Activity
Nothing but the lines from the one containing "Extract the structured" through the end of the entries below should be set down, each exactly as written.

[[ Supplied records open ]]

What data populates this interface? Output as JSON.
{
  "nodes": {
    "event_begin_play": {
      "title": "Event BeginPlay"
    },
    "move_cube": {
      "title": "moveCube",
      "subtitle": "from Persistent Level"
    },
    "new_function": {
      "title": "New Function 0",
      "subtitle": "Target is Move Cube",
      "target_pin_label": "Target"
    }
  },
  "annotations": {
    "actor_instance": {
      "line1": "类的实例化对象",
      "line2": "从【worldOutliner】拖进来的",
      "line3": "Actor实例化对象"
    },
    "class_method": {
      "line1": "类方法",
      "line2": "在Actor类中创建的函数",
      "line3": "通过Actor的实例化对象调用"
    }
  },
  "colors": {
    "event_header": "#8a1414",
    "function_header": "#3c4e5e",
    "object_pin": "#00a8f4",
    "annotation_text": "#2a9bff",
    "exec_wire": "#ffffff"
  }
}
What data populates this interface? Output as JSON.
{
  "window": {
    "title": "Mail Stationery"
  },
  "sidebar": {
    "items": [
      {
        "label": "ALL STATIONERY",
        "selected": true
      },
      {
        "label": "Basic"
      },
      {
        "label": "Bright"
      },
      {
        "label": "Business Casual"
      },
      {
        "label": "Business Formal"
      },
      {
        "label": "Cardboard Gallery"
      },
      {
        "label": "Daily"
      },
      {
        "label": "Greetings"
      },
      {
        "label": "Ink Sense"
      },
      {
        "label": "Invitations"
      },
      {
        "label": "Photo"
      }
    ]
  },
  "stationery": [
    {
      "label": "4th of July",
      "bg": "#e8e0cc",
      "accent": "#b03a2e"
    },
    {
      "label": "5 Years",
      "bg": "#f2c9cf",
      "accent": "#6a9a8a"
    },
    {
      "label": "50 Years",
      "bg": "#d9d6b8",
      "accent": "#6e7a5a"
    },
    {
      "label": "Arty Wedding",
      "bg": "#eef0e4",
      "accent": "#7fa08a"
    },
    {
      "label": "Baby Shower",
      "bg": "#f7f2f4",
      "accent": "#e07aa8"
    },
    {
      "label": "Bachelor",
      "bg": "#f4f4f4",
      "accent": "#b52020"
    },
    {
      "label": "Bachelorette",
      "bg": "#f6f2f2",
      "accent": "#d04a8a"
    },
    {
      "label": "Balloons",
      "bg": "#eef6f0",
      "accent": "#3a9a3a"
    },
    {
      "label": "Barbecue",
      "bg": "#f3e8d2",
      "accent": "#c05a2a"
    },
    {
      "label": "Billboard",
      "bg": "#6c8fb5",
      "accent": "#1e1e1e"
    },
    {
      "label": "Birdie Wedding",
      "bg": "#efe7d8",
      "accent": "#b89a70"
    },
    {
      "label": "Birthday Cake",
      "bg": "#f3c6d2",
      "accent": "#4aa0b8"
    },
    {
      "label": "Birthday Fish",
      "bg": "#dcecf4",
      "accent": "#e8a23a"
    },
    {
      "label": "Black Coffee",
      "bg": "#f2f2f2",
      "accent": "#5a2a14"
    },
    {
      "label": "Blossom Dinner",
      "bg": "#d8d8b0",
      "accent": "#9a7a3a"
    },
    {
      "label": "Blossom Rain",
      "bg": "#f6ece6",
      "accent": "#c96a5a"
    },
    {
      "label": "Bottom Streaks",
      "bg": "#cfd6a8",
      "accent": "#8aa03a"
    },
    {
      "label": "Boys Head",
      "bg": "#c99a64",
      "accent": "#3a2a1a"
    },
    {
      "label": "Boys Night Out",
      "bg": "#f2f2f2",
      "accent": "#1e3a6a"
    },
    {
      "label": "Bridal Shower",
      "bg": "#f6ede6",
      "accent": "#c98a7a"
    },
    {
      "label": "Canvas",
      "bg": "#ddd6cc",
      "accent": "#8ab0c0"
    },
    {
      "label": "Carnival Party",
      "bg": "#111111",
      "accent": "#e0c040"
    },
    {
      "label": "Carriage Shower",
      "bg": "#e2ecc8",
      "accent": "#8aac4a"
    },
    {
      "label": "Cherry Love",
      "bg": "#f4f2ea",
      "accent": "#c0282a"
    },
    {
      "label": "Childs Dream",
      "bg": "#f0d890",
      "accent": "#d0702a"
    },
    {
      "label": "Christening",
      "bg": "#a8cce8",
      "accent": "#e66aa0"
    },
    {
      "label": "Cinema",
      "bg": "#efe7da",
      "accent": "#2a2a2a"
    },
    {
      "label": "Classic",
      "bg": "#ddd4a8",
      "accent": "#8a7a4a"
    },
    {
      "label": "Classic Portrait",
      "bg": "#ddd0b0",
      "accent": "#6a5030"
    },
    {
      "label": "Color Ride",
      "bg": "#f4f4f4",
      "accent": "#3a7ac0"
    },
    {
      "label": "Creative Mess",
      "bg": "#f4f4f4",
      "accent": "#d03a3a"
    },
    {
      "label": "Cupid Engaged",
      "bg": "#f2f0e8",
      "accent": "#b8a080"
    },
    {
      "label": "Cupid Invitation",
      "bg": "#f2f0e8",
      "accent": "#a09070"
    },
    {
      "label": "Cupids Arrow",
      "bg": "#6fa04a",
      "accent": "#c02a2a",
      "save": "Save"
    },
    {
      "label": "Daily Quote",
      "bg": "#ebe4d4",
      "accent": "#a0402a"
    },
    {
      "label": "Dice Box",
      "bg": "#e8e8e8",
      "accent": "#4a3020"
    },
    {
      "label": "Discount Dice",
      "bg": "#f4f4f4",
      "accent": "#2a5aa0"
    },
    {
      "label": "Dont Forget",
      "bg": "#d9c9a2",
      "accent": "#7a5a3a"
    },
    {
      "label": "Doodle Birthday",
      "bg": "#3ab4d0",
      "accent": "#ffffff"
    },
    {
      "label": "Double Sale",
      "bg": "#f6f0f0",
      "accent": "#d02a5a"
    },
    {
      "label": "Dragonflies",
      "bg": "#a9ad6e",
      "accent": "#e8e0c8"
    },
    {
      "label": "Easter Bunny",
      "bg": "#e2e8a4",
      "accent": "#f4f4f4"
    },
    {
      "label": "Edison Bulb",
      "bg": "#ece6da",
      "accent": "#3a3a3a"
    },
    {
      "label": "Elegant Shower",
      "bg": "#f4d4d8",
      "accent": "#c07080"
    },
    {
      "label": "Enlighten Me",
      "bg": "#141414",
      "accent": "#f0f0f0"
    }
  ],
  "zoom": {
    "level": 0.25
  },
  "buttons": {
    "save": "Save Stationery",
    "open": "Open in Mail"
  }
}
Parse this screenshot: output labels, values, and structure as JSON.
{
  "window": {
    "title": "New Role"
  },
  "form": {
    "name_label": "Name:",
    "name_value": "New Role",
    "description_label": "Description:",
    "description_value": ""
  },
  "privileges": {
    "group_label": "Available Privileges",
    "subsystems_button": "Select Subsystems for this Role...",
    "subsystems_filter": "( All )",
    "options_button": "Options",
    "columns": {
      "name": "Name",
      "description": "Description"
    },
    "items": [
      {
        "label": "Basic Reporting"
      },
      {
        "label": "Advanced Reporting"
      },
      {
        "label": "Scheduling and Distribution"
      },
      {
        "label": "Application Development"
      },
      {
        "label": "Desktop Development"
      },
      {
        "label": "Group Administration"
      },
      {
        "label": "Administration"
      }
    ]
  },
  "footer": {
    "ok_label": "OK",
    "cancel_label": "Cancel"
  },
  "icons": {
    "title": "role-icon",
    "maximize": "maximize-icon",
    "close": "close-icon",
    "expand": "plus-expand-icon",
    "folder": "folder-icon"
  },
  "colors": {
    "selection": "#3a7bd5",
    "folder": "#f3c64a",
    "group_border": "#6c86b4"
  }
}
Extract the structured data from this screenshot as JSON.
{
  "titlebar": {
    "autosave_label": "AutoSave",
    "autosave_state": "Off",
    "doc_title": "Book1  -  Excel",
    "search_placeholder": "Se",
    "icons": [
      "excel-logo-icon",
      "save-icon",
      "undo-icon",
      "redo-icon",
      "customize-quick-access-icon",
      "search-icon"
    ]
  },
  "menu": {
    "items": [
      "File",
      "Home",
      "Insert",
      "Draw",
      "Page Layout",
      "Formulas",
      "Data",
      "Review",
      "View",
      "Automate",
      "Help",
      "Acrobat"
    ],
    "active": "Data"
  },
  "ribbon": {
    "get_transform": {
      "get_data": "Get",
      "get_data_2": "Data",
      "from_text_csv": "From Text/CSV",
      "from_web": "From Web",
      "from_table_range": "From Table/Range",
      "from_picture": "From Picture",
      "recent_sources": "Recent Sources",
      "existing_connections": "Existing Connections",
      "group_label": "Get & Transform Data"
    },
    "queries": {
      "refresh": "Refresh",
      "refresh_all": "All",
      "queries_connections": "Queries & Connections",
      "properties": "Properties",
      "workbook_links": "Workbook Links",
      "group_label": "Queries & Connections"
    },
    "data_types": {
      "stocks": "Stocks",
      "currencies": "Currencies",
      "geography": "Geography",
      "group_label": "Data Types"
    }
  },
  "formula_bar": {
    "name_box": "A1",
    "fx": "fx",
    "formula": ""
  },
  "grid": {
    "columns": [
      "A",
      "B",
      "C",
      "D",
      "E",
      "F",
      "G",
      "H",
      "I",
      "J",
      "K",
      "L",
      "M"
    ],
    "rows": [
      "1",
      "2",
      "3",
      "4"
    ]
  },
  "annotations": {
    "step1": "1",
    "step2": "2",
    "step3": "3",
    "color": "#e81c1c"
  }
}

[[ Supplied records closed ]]

Expected answer
Extract the structured data from this screenshot as JSON.
{
  "titlebar": {
    "autosave_label": "AutoSave",
    "autosave_state": "Off",
    "doc_title": "Book1  -  Excel",
    "search_placeholder": "Se",
    "icons": [
      "excel-logo-icon",
      "save-icon",
      "undo-icon",
      "redo-icon",
      "customize-quick-access-icon",
      "search-icon"
    ]
  },
  "menu": {
    "items": [
      "File",
      "Home",
      "Insert",
      "Draw",
      "Page Layout",
      "Formulas",
      "Data",
      "Review",
      "View",
      "Automate",
      "Help",
      "Acrobat"
    ],
    "active": "Data"
  },
  "ribbon": {
    "get_transform": {
      "get_data": "Get",
      "get_data_2": "Data",
      "from_text_csv": "From Text/CSV",
      "from_web": "From Web",
      "from_table_range": "From Table/Range",
      "from_picture": "From Picture",
      "recent_sources": "Recent Sources",
      "existing_connections": "Existing Connections",
      "group_label": "Get & Transform Data"
    },
    "queries": {
      "refresh": "Refresh",
      "refresh_all": "All",
      "queries_connections": "Queries & Connections",
      "properties": "Properties",
      "workbook_links": "Workbook Links",
      "group_label": "Queries & Connections"
    },
    "data_types": {
      "stocks": "Stocks",
      "currencies": "Currencies",
      "geography": "Geography",
      "group_label": "Data Types"
    }
  },
  "formula_bar": {
    "name_box": "A1",
    "fx": "fx",
    "formula": ""
  },
  "grid": {
    "columns": [
      "A",
      "B",
      "C",
      "D",
      "E",
      "F",
      "G",
      "H",
      "I",
      "J",
      "K",
      "L",
      "M"
    ],
    "rows": [
      "1",
      "2",
      "3",
      "4"
    ]
  },
  "annotations": {
    "step1": "1",
    "step2": "2",
    "step3": "3",
    "color": "#e81c1c"
  }
}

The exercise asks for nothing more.